[High Praise! to Freedom Is Just Another Word]

Send to Kindle
1 Star (Hated it)2 Stars3 Stars4 Stars5 Stars (Awesome) (6 votes, average: 5.00 out of 5)

14 Comments

  1. Other than the “hands” and “orifices” nit, that’s a fairly accurate description of my job, if you include “working nights,” and “taking all kinds of crap from people I don’t even know, in a very real and literal sense.” I’d love to work days and have weekends and holidays of, but as I always say, when God quits having people die on the weekends and holidays, I’ll be able to stop working weekends and holidays. People don’t stop getting sick just because it’s Christmas.

    0
    0
  2. The only one of those that doesn’t apply to a teacher friend of mine is having hands in orifices. Admittedly, non-special ed teachers rarely have vomit or other bodily fluids covering in them, so that particular one isn’t normal, but that said, teachers have quite a lot of time, stress, etc. demanded of them and this is no more than an ignorant cheapshot.

    0
    0
  3. @5 – Let’s get something straight. There’s working long, and there’s working hard.

    I work long hours, but what I do isn’t hard.

    Fact is, unless your job requires you to wear safety gear, and you’re not physically (as opposed to mentally) exhausted at the end of the day, you’re not working hard. You’re just working.

    Teaching isn’t hard. Like every other job, it’s got difficulties & challenges, and it requires a specific skill set. But HARD? Don’t make me laugh.

    You want to see HARD work. Watch Dirty Jobs.

    Teachers work indoors in safe, temperature controlled spaces with regular hours.

    Ask a soldier about hard work sometime.

    If you don’t have cuts and scars on your hands, your work isn’t HARD.

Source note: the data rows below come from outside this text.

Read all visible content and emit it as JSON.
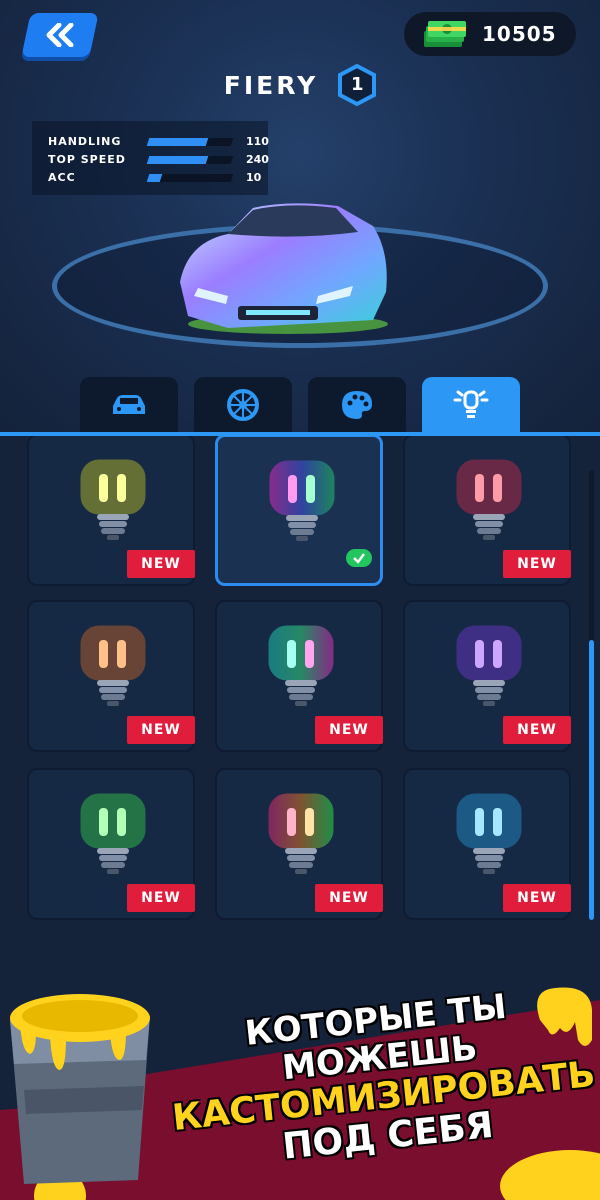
{
  "currency": {
    "amount": "10505",
    "icon": "cash-stack-icon"
  },
  "car": {
    "name": "FIERY",
    "level": "1"
  },
  "stats": [
    {
      "label": "HANDLING",
      "value": "110",
      "fill_pct": 70
    },
    {
      "label": "TOP SPEED",
      "value": "240",
      "fill_pct": 70
    },
    {
      "label": "ACC",
      "value": "10",
      "fill_pct": 15
    }
  ],
  "tabs": [
    {
      "name": "car-body",
      "icon": "car-icon",
      "active": false
    },
    {
      "name": "wheels",
      "icon": "wheel-icon",
      "active": false
    },
    {
      "name": "paint",
      "icon": "palette-icon",
      "active": false
    },
    {
      "name": "lights",
      "icon": "light-bulb-icon",
      "active": true
    }
  ],
  "items": [
    {
      "color": "#f4f21c",
      "badge": "NEW",
      "selected": false
    },
    {
      "color": "rainbow",
      "badge": "",
      "selected": true
    },
    {
      "color": "#ff2b4a",
      "badge": "NEW",
      "selected": false
    },
    {
      "color": "#ff7a1a",
      "badge": "NEW",
      "selected": false
    },
    {
      "color": "rainbow-green",
      "badge": "NEW",
      "selected": false
    },
    {
      "color": "#8a3dff",
      "badge": "NEW",
      "selected": false
    },
    {
      "color": "#3dff4a",
      "badge": "NEW",
      "selected": false
    },
    {
      "color": "rainbow-warm",
      "badge": "NEW",
      "selected": false
    },
    {
      "color": "#2ab8ff",
      "badge": "NEW",
      "selected": false
    }
  ],
  "promo": {
    "line1": "КОТОРЫЕ ТЫ",
    "line2": "МОЖЕШЬ",
    "line3": "КАСТОМИЗИРОВАТЬ",
    "line4": "ПОД СЕБЯ"
  },
  "colors": {
    "accent": "#2c97f5",
    "badge": "#e11d3c",
    "panel": "#152844",
    "promo_band": "#7a0e2e",
    "paint_yellow": "#ffd21e"
  }
}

    (For the record, my work isn’t hard, either, but I *have* done hard work in my life. And it sucked. So I did what I needed to do so I’d never have to work hard again.)

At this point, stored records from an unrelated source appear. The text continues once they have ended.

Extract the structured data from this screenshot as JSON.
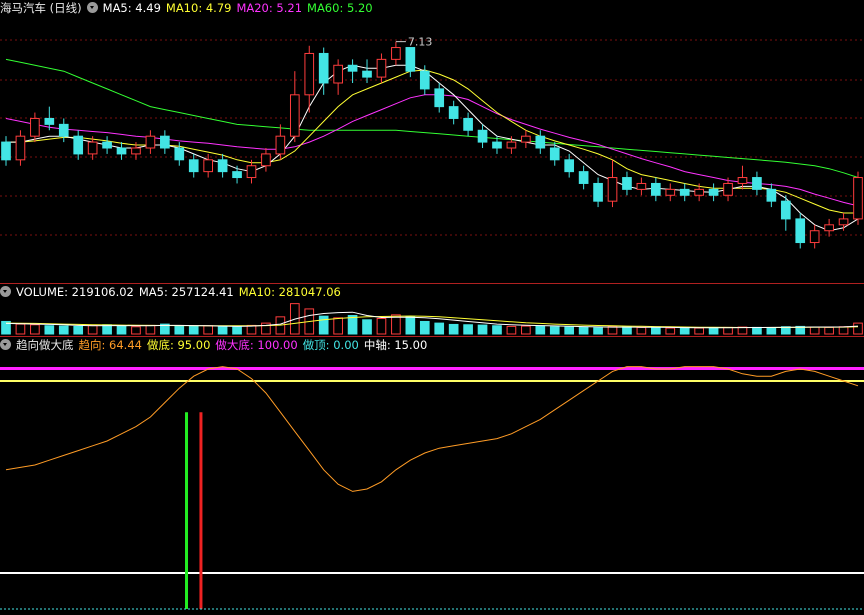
{
  "colors": {
    "up": "#ff3d3d",
    "down": "#43e5e5",
    "ma5": "#ffffff",
    "ma10": "#ffff33",
    "ma20": "#ff33ff",
    "ma60": "#33ff33",
    "trend": "#ff9c26",
    "grid": "#7a1010",
    "divider": "#b02020",
    "buy_signal": "#22ee22",
    "sell_signal": "#ee2222",
    "top_line": "#ffff66",
    "axis_line": "#ffffff",
    "pink_band": "#ff22ff"
  },
  "main_panel": {
    "title": "海马汽车 (日线)",
    "indicators": [
      {
        "label": "MA5: 4.49",
        "color": "#ffffff"
      },
      {
        "label": "MA10: 4.79",
        "color": "#ffff33"
      },
      {
        "label": "MA20: 5.21",
        "color": "#ff33ff"
      },
      {
        "label": "MA60: 5.20",
        "color": "#33ff33"
      }
    ],
    "high_label": "7.13"
  },
  "volume_panel": {
    "indicators": [
      {
        "label": "VOLUME: 219106.02",
        "color": "#ffffff"
      },
      {
        "label": "MA5: 257124.41",
        "color": "#ffffff"
      },
      {
        "label": "MA10: 281047.06",
        "color": "#ffff33"
      }
    ]
  },
  "indicator_panel": {
    "title": "趋向做大底",
    "indicators": [
      {
        "label": "趋向: 64.44",
        "color": "#ff9c26"
      },
      {
        "label": "做底: 95.00",
        "color": "#ffff33"
      },
      {
        "label": "做大底: 100.00",
        "color": "#ff33ff"
      },
      {
        "label": "做顶: 0.00",
        "color": "#43e5e5"
      },
      {
        "label": "中轴: 15.00",
        "color": "#ffffff"
      }
    ]
  },
  "chart_data": [
    {
      "type": "candlestick",
      "name": "price",
      "ylim": [
        3.2,
        7.6
      ],
      "candles": [
        [
          5.5,
          5.2,
          5.6,
          5.1
        ],
        [
          5.2,
          5.6,
          5.7,
          5.1
        ],
        [
          5.6,
          5.9,
          6.0,
          5.5
        ],
        [
          5.9,
          5.8,
          6.1,
          5.7
        ],
        [
          5.8,
          5.6,
          5.9,
          5.5
        ],
        [
          5.6,
          5.3,
          5.7,
          5.2
        ],
        [
          5.3,
          5.5,
          5.6,
          5.2
        ],
        [
          5.5,
          5.4,
          5.6,
          5.3
        ],
        [
          5.4,
          5.3,
          5.5,
          5.2
        ],
        [
          5.3,
          5.4,
          5.5,
          5.2
        ],
        [
          5.4,
          5.6,
          5.7,
          5.3
        ],
        [
          5.6,
          5.4,
          5.7,
          5.3
        ],
        [
          5.4,
          5.2,
          5.5,
          5.1
        ],
        [
          5.2,
          5.0,
          5.3,
          4.9
        ],
        [
          5.0,
          5.2,
          5.3,
          4.9
        ],
        [
          5.2,
          5.0,
          5.3,
          4.9
        ],
        [
          5.0,
          4.9,
          5.1,
          4.8
        ],
        [
          4.9,
          5.1,
          5.2,
          4.8
        ],
        [
          5.1,
          5.3,
          5.4,
          5.0
        ],
        [
          5.3,
          5.6,
          5.8,
          5.2
        ],
        [
          5.6,
          6.3,
          6.7,
          5.5
        ],
        [
          6.3,
          7.0,
          7.13,
          6.0
        ],
        [
          7.0,
          6.5,
          7.1,
          6.3
        ],
        [
          6.5,
          6.8,
          6.9,
          6.3
        ],
        [
          6.8,
          6.7,
          6.9,
          6.5
        ],
        [
          6.7,
          6.6,
          6.9,
          6.5
        ],
        [
          6.6,
          6.9,
          7.0,
          6.5
        ],
        [
          6.9,
          7.1,
          7.2,
          6.8
        ],
        [
          7.1,
          6.7,
          7.1,
          6.6
        ],
        [
          6.7,
          6.4,
          6.8,
          6.3
        ],
        [
          6.4,
          6.1,
          6.5,
          6.0
        ],
        [
          6.1,
          5.9,
          6.2,
          5.8
        ],
        [
          5.9,
          5.7,
          6.0,
          5.6
        ],
        [
          5.7,
          5.5,
          5.8,
          5.4
        ],
        [
          5.5,
          5.4,
          5.6,
          5.3
        ],
        [
          5.4,
          5.5,
          5.6,
          5.3
        ],
        [
          5.5,
          5.6,
          5.7,
          5.4
        ],
        [
          5.6,
          5.4,
          5.7,
          5.3
        ],
        [
          5.4,
          5.2,
          5.5,
          5.1
        ],
        [
          5.2,
          5.0,
          5.3,
          4.9
        ],
        [
          5.0,
          4.8,
          5.1,
          4.7
        ],
        [
          4.8,
          4.5,
          4.9,
          4.4
        ],
        [
          4.5,
          4.9,
          5.2,
          4.4
        ],
        [
          4.9,
          4.7,
          5.0,
          4.6
        ],
        [
          4.7,
          4.8,
          4.9,
          4.6
        ],
        [
          4.8,
          4.6,
          4.9,
          4.5
        ],
        [
          4.6,
          4.7,
          4.8,
          4.5
        ],
        [
          4.7,
          4.6,
          4.8,
          4.5
        ],
        [
          4.6,
          4.7,
          4.8,
          4.5
        ],
        [
          4.7,
          4.6,
          4.8,
          4.5
        ],
        [
          4.6,
          4.8,
          4.9,
          4.5
        ],
        [
          4.8,
          4.9,
          5.1,
          4.7
        ],
        [
          4.9,
          4.7,
          5.0,
          4.6
        ],
        [
          4.7,
          4.5,
          4.8,
          4.4
        ],
        [
          4.5,
          4.2,
          4.6,
          4.0
        ],
        [
          4.2,
          3.8,
          4.3,
          3.7
        ],
        [
          3.8,
          4.0,
          4.1,
          3.7
        ],
        [
          4.0,
          4.1,
          4.2,
          3.9
        ],
        [
          4.1,
          4.2,
          4.3,
          4.0
        ],
        [
          4.2,
          4.9,
          5.0,
          4.1
        ]
      ],
      "ma5": [
        5.5,
        5.5,
        5.55,
        5.6,
        5.6,
        5.55,
        5.5,
        5.45,
        5.4,
        5.4,
        5.45,
        5.45,
        5.4,
        5.3,
        5.2,
        5.15,
        5.05,
        5.0,
        5.1,
        5.3,
        5.6,
        6.1,
        6.5,
        6.7,
        6.8,
        6.75,
        6.75,
        6.8,
        6.8,
        6.7,
        6.5,
        6.3,
        6.05,
        5.8,
        5.6,
        5.55,
        5.5,
        5.45,
        5.45,
        5.35,
        5.15,
        4.95,
        4.85,
        4.75,
        4.7,
        4.72,
        4.7,
        4.68,
        4.66,
        4.65,
        4.7,
        4.75,
        4.75,
        4.7,
        4.55,
        4.3,
        4.1,
        4.0,
        4.05,
        4.2
      ],
      "ma10": [
        5.5,
        5.5,
        5.52,
        5.55,
        5.58,
        5.58,
        5.55,
        5.52,
        5.48,
        5.45,
        5.45,
        5.45,
        5.43,
        5.38,
        5.33,
        5.28,
        5.2,
        5.15,
        5.15,
        5.2,
        5.35,
        5.6,
        5.85,
        6.1,
        6.3,
        6.4,
        6.5,
        6.6,
        6.7,
        6.72,
        6.65,
        6.55,
        6.4,
        6.2,
        6.0,
        5.85,
        5.7,
        5.6,
        5.52,
        5.45,
        5.38,
        5.3,
        5.2,
        5.05,
        4.95,
        4.9,
        4.85,
        4.8,
        4.75,
        4.72,
        4.72,
        4.72,
        4.72,
        4.7,
        4.65,
        4.55,
        4.45,
        4.35,
        4.3,
        4.3
      ],
      "ma20": [
        5.9,
        5.85,
        5.8,
        5.75,
        5.72,
        5.7,
        5.68,
        5.66,
        5.63,
        5.6,
        5.58,
        5.55,
        5.52,
        5.5,
        5.48,
        5.45,
        5.42,
        5.4,
        5.38,
        5.38,
        5.42,
        5.5,
        5.6,
        5.72,
        5.85,
        5.95,
        6.05,
        6.15,
        6.25,
        6.3,
        6.3,
        6.28,
        6.22,
        6.1,
        5.98,
        5.88,
        5.8,
        5.72,
        5.65,
        5.58,
        5.52,
        5.46,
        5.38,
        5.3,
        5.22,
        5.15,
        5.08,
        5.0,
        4.95,
        4.9,
        4.85,
        4.82,
        4.8,
        4.78,
        4.75,
        4.7,
        4.62,
        4.55,
        4.48,
        4.42
      ],
      "ma60": [
        6.9,
        6.85,
        6.8,
        6.75,
        6.7,
        6.6,
        6.5,
        6.4,
        6.3,
        6.2,
        6.1,
        6.05,
        6.0,
        5.95,
        5.9,
        5.85,
        5.8,
        5.78,
        5.76,
        5.74,
        5.72,
        5.7,
        5.7,
        5.7,
        5.7,
        5.7,
        5.7,
        5.7,
        5.68,
        5.66,
        5.64,
        5.62,
        5.6,
        5.58,
        5.56,
        5.54,
        5.52,
        5.5,
        5.48,
        5.46,
        5.44,
        5.42,
        5.4,
        5.38,
        5.36,
        5.34,
        5.32,
        5.3,
        5.28,
        5.26,
        5.24,
        5.22,
        5.2,
        5.18,
        5.16,
        5.13,
        5.1,
        5.05,
        4.98,
        4.9
      ]
    },
    {
      "type": "bar",
      "name": "volume",
      "ylim": [
        0,
        1000000
      ],
      "values": [
        380000,
        300000,
        280000,
        250000,
        240000,
        230000,
        260000,
        280000,
        240000,
        220000,
        260000,
        300000,
        250000,
        230000,
        250000,
        220000,
        210000,
        260000,
        330000,
        520000,
        920000,
        760000,
        540000,
        490000,
        560000,
        430000,
        470000,
        580000,
        520000,
        380000,
        330000,
        290000,
        280000,
        270000,
        250000,
        230000,
        240000,
        250000,
        220000,
        210000,
        200000,
        190000,
        230000,
        210000,
        200000,
        190000,
        180000,
        190000,
        180000,
        190000,
        200000,
        210000,
        200000,
        190000,
        220000,
        230000,
        210000,
        200000,
        220000,
        330000
      ],
      "ma5": [
        320000,
        310000,
        300000,
        290000,
        280000,
        260000,
        250000,
        255000,
        255000,
        250000,
        250000,
        260000,
        260000,
        255000,
        250000,
        240000,
        230000,
        240000,
        260000,
        300000,
        450000,
        560000,
        620000,
        650000,
        660000,
        560000,
        500000,
        510000,
        510000,
        490000,
        460000,
        420000,
        380000,
        340000,
        300000,
        280000,
        265000,
        255000,
        245000,
        235000,
        225000,
        215000,
        210000,
        210000,
        205000,
        205000,
        200000,
        195000,
        190000,
        190000,
        190000,
        195000,
        198000,
        200000,
        205000,
        210000,
        212000,
        212000,
        215000,
        240000
      ],
      "ma10": [
        330000,
        325000,
        320000,
        310000,
        300000,
        290000,
        280000,
        275000,
        270000,
        265000,
        260000,
        258000,
        256000,
        255000,
        253000,
        250000,
        248000,
        250000,
        255000,
        270000,
        320000,
        380000,
        430000,
        470000,
        500000,
        520000,
        530000,
        540000,
        545000,
        540000,
        520000,
        490000,
        460000,
        430000,
        400000,
        370000,
        340000,
        320000,
        300000,
        285000,
        270000,
        258000,
        248000,
        240000,
        232000,
        225000,
        218000,
        212000,
        207000,
        203000,
        200000,
        198000,
        197000,
        197000,
        198000,
        200000,
        203000,
        206000,
        210000,
        220000
      ]
    },
    {
      "type": "line",
      "name": "趋向",
      "ylim": [
        0,
        105
      ],
      "values": [
        58,
        59,
        60,
        62,
        64,
        66,
        68,
        70,
        73,
        76,
        80,
        86,
        92,
        97,
        100,
        101,
        100,
        96,
        90,
        82,
        74,
        66,
        58,
        52,
        49,
        50,
        53,
        58,
        62,
        65,
        67,
        68,
        69,
        70,
        71,
        73,
        76,
        79,
        83,
        87,
        91,
        95,
        99,
        101,
        101,
        100,
        100,
        101,
        101,
        101,
        100,
        98,
        97,
        97,
        99,
        100,
        99,
        97,
        95,
        93
      ],
      "buy_signal_index": 12.5,
      "sell_signal_index": 13.5,
      "levels": {
        "top": 95,
        "big_bottom": 100,
        "axis": 15
      }
    }
  ]
}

    0
    0
  4. @5 magnus “…other than the “hands” and “orifices” nit… (quote from @4arik)” is kind of like saying, “other than that, mrs. lincoln, how did you like the play?”

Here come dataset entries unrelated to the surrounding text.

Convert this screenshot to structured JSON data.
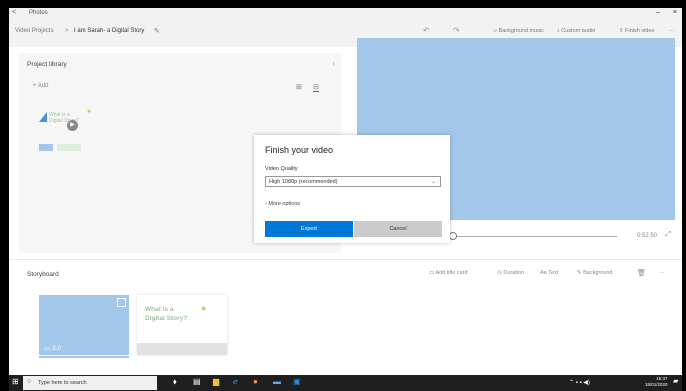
{
  "titlebar": {
    "back": "<",
    "title": "Photos",
    "minimize": "–",
    "close": "×"
  },
  "breadcrumb": {
    "root": "Video Projects",
    "sep": ">",
    "current": "I am Sarah- a Digital Story",
    "edit_icon": "✎"
  },
  "toolbar": {
    "undo": "↶",
    "redo": "↷",
    "music": "Background music",
    "audio": "Custom audio",
    "finish": "Finish video",
    "more": "···"
  },
  "library": {
    "title": "Project library",
    "add": "+ Add",
    "collapse": "‹",
    "thumb_title": "What is a Digital Story?"
  },
  "player": {
    "timecode": "0:52.50",
    "expand": "⤢"
  },
  "dialog": {
    "heading": "Finish your video",
    "quality_label": "Video Quality",
    "quality_value": "High 1080p (recommended)",
    "more_options": "More options",
    "export": "Export",
    "cancel": "Cancel"
  },
  "storyboard": {
    "title": "Storyboard",
    "title_card": "Add title card",
    "duration": "Duration",
    "text": "Text",
    "background": "Background",
    "card1_duration": "3.0",
    "card2_title": "What is a Digital Story?"
  },
  "taskbar": {
    "search_placeholder": "Type here to search",
    "time": "15:37",
    "date": "15/01/2020"
  },
  "colors": {
    "accent": "#0078d7",
    "preview": "#a3c7ea"
  }
}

    ass deep in blood with a ruptured aneurysm, or perhaps a nice perforated colon. stab wound to the aorta or a guy dynamiting fish who lost both hands ’cause he was drinking beer while he did it. perhaps a nice case of meningitis caught while caring for your patients. or the major burns that require 24/7 availability. all of these and more in my career. you tell me how hard teachers work.

    0
    0
  5. @7 – Amen.

    Hard work means you have to shower at the end of the day to get the gunk and filth off you so you look like a human being again, not just showering off a little incidental perspiration.

    0
    0
  6. i lift the legs of the fat people you mock at WalMart. They don’t help. Cut bones pushing and holding back to avoid injuring anything important. wear a lead apron so i don’t die of cancer fixing bones using fluoroscopy.
    FU Harvey if you don’t think being an orthopaedic surgeon in the United Fat states is hard work.

    0
    0
  7. I absolutely agree with Magnus.

    It IS an honorable profession- just because their are those that have been consumed by greed doesn’t mean that the entire populace of teachers are that way. Where I live, teachers are horrendously underpaid for the abuse they have to put up with from other people’s children. Nowadays children are practically allowed to physically attack you with little to no consequence. If the teacher does anything to try to defend themselves or other students in the room they are almost guaranteed to be fighting a lawsuit. God bless your school if they actually do something about problem children, as too many parents refuse to discipline their children and refuse to allow anyone else to do it for them.

    Considering every teacher I have ever known has been attacked at least once- many of them more than that- trying the argument that “I do *insert crap* for a living, so they should stop whining” is complete bull. I’m not saying certain professions aren’t worse than others, but that doesn’t automatically make another’s complaints any less real or legitimate.

    If you’ve never even substituted for a school, you really have NO idea what hell it can be.

    “Hard work means you have to shower at the end of the day to get the gunk and filth off you so you look like a human being again, not just showering off a little incidental perspiration.”

    Clearly, you’ve never worked in a public school before.

    0
    0
  8. @13 – Not even when I was a student.

    We’ll have to agree to disagree. Teachers don’t work hard.

    This guy works hard:

    http://www.imao.us/index.php/2012/08/even-obama-couldnt-say-you-didnt-build-that-to-this/

    I admire SOME teachers because they have a talent for imparting knowledge to others in a fashion that makes those students better people.

    I *don’t* admire teachers for their “hard work”. It just ain’t there.

    I admire people in the trades for their hard work. Guys that have to lift heavy stuff all day, get filthy, and have to work outdoors no matter how crappy the weather is.

    Maybe… MAYBE the shop teachers work hard.

    0
    0

Leave a Reply